RECORDS FOR THE TASK Start Marker

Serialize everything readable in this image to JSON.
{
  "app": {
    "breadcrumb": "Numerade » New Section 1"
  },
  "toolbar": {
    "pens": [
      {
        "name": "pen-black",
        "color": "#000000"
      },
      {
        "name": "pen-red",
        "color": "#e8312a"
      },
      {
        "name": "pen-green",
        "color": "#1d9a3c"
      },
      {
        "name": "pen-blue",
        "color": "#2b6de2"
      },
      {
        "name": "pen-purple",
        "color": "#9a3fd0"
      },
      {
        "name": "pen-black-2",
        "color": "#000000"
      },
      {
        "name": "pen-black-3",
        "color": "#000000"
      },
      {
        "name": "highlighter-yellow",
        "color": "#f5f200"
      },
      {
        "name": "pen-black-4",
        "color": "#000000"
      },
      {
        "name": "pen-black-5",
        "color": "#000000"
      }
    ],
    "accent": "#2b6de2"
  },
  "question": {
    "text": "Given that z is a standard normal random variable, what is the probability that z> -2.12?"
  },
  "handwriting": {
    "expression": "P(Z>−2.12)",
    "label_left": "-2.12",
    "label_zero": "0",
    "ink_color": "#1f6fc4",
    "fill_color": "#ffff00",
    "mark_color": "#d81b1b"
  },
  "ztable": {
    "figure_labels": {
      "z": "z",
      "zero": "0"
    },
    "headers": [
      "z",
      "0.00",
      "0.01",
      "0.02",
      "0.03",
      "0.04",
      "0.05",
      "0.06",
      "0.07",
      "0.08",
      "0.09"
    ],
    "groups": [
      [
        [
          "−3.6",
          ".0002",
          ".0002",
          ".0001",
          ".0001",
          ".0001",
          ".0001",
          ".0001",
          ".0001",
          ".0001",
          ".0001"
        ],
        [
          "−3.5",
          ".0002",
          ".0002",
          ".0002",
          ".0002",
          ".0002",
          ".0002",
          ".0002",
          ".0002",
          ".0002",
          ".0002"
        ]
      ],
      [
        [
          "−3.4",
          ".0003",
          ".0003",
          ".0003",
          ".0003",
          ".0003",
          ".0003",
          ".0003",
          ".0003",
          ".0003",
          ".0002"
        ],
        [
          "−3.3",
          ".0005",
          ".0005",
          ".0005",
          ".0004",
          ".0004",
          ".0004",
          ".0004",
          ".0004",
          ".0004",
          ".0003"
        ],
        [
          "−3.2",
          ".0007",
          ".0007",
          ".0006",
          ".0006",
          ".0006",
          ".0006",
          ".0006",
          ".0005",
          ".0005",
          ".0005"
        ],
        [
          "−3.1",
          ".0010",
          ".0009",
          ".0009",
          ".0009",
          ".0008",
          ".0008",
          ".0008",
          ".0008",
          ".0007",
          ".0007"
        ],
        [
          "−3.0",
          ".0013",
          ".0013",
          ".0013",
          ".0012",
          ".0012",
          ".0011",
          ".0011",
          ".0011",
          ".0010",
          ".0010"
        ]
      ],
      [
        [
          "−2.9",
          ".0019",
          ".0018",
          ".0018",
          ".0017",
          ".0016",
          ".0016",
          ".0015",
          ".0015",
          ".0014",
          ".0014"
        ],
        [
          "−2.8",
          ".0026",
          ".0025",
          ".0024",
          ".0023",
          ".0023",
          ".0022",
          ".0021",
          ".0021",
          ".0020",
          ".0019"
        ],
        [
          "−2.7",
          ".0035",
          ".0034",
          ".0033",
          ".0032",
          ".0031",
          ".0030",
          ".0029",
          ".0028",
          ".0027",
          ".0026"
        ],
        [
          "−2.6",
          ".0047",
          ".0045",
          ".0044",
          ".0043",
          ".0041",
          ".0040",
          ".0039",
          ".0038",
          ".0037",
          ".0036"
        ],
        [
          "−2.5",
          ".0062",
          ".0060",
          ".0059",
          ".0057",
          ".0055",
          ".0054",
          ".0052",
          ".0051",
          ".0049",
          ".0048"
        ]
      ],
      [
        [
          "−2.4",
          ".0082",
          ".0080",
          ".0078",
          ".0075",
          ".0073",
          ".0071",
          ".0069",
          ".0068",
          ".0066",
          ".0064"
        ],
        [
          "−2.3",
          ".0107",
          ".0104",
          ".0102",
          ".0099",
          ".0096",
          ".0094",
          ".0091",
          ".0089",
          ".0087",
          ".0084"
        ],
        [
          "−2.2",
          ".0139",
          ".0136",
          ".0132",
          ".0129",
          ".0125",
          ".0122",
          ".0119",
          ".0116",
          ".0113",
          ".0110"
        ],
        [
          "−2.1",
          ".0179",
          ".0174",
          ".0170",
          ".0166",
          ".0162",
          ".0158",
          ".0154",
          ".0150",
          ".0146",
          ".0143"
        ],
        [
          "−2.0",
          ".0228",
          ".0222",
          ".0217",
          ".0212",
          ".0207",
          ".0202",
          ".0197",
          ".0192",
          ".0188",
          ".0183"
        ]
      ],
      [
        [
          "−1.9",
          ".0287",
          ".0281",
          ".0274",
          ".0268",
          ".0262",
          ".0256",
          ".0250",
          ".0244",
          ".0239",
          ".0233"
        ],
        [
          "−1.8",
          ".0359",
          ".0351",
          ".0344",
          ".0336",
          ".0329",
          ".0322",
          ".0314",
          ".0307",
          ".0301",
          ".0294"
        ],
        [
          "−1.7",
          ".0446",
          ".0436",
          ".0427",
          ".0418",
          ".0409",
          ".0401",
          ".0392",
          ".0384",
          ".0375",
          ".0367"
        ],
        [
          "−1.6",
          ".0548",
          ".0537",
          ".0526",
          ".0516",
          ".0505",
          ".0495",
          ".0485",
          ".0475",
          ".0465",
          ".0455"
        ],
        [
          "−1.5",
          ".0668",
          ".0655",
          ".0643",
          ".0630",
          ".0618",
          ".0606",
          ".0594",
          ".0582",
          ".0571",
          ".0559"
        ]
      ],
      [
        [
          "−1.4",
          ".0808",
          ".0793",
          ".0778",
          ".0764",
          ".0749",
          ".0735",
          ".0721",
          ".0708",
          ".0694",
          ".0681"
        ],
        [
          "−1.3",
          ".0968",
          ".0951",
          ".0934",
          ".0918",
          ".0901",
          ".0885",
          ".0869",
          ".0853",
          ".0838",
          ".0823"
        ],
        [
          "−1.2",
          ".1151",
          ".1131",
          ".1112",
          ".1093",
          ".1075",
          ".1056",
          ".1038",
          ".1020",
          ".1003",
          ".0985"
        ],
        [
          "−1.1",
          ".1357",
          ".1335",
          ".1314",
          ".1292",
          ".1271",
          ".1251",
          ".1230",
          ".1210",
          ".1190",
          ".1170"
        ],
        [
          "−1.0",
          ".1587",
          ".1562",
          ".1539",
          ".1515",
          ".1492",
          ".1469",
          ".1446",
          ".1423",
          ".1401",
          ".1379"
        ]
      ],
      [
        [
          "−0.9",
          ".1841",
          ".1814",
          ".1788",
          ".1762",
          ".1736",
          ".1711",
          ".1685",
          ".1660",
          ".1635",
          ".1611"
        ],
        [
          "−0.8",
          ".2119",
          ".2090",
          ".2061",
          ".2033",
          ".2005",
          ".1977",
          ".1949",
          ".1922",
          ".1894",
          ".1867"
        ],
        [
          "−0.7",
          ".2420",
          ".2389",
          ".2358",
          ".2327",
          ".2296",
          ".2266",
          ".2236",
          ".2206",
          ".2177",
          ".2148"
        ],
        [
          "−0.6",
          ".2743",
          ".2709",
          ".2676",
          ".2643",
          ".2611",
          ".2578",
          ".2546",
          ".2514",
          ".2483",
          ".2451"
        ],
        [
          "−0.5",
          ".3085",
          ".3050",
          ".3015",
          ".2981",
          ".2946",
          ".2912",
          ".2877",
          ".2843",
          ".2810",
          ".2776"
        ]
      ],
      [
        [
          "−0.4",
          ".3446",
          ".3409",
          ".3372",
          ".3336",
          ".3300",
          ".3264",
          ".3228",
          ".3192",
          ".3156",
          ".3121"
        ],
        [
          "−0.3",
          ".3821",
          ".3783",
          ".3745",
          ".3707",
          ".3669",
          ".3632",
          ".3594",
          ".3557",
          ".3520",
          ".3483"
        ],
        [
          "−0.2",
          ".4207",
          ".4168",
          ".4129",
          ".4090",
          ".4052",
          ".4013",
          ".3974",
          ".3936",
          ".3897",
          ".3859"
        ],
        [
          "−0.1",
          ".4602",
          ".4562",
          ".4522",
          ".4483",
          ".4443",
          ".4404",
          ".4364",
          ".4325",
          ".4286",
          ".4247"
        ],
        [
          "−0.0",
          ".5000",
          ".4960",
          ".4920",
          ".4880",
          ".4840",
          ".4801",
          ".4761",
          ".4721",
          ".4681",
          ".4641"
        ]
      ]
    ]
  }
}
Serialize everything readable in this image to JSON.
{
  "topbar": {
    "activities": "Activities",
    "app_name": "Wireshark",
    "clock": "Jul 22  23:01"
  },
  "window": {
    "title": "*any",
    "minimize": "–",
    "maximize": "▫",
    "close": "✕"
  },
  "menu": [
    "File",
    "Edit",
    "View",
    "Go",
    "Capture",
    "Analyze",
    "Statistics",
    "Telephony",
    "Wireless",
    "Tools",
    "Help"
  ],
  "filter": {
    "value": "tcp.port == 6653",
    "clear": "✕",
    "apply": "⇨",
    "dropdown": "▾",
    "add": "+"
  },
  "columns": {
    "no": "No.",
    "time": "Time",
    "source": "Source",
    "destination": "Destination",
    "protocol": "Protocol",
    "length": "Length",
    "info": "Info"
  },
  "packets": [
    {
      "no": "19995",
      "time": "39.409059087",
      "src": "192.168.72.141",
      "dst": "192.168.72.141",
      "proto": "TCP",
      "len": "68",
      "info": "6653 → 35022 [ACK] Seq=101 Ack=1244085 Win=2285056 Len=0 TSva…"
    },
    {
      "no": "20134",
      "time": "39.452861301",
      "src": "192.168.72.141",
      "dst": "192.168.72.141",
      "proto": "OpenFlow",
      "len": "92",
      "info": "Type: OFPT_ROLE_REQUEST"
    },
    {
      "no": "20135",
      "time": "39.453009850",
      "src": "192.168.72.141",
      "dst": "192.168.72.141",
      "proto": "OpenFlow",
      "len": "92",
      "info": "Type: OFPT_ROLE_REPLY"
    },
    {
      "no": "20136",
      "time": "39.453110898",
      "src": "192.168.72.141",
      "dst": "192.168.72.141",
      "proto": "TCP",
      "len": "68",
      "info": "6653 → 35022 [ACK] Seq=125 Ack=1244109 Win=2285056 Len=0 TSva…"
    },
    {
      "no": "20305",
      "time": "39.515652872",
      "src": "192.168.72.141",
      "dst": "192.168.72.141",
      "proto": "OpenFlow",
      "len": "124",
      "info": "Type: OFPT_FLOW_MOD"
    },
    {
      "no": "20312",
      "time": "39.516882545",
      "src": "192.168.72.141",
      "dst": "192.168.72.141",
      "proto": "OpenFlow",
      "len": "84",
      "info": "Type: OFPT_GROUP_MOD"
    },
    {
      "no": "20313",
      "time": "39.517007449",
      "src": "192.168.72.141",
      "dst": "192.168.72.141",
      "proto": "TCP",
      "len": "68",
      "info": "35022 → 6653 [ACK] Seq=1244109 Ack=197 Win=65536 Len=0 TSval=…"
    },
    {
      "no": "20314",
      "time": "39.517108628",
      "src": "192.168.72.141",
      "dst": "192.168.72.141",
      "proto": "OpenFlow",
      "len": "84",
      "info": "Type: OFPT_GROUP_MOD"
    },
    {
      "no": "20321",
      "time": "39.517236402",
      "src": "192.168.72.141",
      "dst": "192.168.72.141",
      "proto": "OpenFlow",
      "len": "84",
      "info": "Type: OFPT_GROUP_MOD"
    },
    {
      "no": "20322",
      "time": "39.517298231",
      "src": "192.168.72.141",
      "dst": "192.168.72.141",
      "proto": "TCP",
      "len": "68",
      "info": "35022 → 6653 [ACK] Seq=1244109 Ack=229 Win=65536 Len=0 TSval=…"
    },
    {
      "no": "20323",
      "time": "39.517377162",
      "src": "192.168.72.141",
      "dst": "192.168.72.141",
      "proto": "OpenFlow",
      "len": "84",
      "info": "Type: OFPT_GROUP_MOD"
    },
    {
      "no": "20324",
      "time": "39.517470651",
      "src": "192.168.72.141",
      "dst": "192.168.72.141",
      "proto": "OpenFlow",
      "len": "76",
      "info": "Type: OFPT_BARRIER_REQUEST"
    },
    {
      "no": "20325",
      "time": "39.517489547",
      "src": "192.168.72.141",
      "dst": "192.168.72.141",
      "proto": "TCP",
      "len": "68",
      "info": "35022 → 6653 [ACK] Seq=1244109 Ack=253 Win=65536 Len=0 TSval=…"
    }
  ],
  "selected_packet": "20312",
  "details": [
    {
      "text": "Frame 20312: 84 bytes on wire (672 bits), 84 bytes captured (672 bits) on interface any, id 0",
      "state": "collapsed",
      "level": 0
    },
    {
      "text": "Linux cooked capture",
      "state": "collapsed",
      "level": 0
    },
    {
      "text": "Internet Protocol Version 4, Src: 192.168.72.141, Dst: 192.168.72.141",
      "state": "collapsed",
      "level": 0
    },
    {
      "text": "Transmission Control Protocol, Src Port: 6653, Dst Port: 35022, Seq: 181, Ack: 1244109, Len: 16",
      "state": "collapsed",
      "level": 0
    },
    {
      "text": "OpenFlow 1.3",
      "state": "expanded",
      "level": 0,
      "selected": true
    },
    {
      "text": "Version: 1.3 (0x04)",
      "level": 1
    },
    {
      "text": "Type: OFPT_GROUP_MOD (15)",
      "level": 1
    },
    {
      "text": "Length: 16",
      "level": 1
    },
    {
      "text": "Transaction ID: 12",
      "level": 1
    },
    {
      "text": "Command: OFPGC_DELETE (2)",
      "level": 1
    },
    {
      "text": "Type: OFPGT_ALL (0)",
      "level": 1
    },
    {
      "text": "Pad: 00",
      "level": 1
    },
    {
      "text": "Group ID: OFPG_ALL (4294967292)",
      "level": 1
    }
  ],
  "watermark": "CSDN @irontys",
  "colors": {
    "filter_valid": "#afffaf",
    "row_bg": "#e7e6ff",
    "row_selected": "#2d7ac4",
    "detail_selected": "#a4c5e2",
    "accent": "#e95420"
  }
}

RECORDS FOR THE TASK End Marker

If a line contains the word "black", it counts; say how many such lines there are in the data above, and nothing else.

(RESPONSE FOR THIS EXERCISE): 5